- TASK TO COMPLETE: Among the records below, find each line that includes the string "Teknik" and copy it.

[SUPPLIED RECORDS]

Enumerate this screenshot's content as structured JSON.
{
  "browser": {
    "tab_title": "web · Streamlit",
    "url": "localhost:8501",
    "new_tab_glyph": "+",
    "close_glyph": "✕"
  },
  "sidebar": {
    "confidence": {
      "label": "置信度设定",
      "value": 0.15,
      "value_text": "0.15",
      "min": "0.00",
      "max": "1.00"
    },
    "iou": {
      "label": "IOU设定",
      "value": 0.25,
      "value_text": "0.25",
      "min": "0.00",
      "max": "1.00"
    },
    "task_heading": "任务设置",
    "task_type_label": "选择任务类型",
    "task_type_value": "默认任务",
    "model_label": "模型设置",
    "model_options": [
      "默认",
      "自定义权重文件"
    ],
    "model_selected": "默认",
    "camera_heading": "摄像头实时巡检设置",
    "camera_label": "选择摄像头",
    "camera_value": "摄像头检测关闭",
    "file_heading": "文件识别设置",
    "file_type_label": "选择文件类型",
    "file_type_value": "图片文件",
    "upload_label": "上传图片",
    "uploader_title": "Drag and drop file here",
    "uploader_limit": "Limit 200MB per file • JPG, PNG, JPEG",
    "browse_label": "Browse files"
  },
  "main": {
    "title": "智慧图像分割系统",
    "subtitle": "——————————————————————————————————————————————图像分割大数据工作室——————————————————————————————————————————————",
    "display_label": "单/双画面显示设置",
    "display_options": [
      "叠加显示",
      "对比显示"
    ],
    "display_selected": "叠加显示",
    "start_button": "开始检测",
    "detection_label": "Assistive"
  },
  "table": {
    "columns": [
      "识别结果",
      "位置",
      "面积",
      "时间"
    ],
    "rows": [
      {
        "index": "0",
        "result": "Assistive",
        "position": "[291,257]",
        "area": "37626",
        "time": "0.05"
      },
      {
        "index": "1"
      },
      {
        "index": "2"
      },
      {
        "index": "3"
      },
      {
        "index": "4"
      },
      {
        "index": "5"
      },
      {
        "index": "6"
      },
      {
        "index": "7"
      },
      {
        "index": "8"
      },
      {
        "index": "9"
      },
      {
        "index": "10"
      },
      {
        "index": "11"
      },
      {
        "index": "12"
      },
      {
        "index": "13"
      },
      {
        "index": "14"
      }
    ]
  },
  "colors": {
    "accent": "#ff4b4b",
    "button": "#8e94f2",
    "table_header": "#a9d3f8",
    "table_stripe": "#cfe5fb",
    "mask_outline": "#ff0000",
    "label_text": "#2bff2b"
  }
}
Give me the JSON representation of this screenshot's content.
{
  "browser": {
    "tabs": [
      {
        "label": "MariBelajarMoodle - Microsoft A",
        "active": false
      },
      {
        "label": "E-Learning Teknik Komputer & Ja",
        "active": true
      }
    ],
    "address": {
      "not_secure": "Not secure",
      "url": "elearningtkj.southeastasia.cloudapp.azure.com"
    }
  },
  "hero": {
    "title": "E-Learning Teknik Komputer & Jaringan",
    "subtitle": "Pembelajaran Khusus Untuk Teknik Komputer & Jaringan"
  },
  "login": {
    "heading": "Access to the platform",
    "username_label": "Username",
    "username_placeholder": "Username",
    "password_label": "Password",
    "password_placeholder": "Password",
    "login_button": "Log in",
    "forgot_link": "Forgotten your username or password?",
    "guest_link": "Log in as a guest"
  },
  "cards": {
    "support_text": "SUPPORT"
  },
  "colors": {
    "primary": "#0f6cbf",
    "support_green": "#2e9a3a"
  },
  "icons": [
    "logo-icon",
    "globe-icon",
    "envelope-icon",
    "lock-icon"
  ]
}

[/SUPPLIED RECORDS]

- REPLY TO THE EXERCISE:
        "label": "E-Learning Teknik Komputer & Ja",
    "title": "E-Learning Teknik Komputer & Jaringan",
    "subtitle": "Pembelajaran Khusus Untuk Teknik Komputer & Jaringan"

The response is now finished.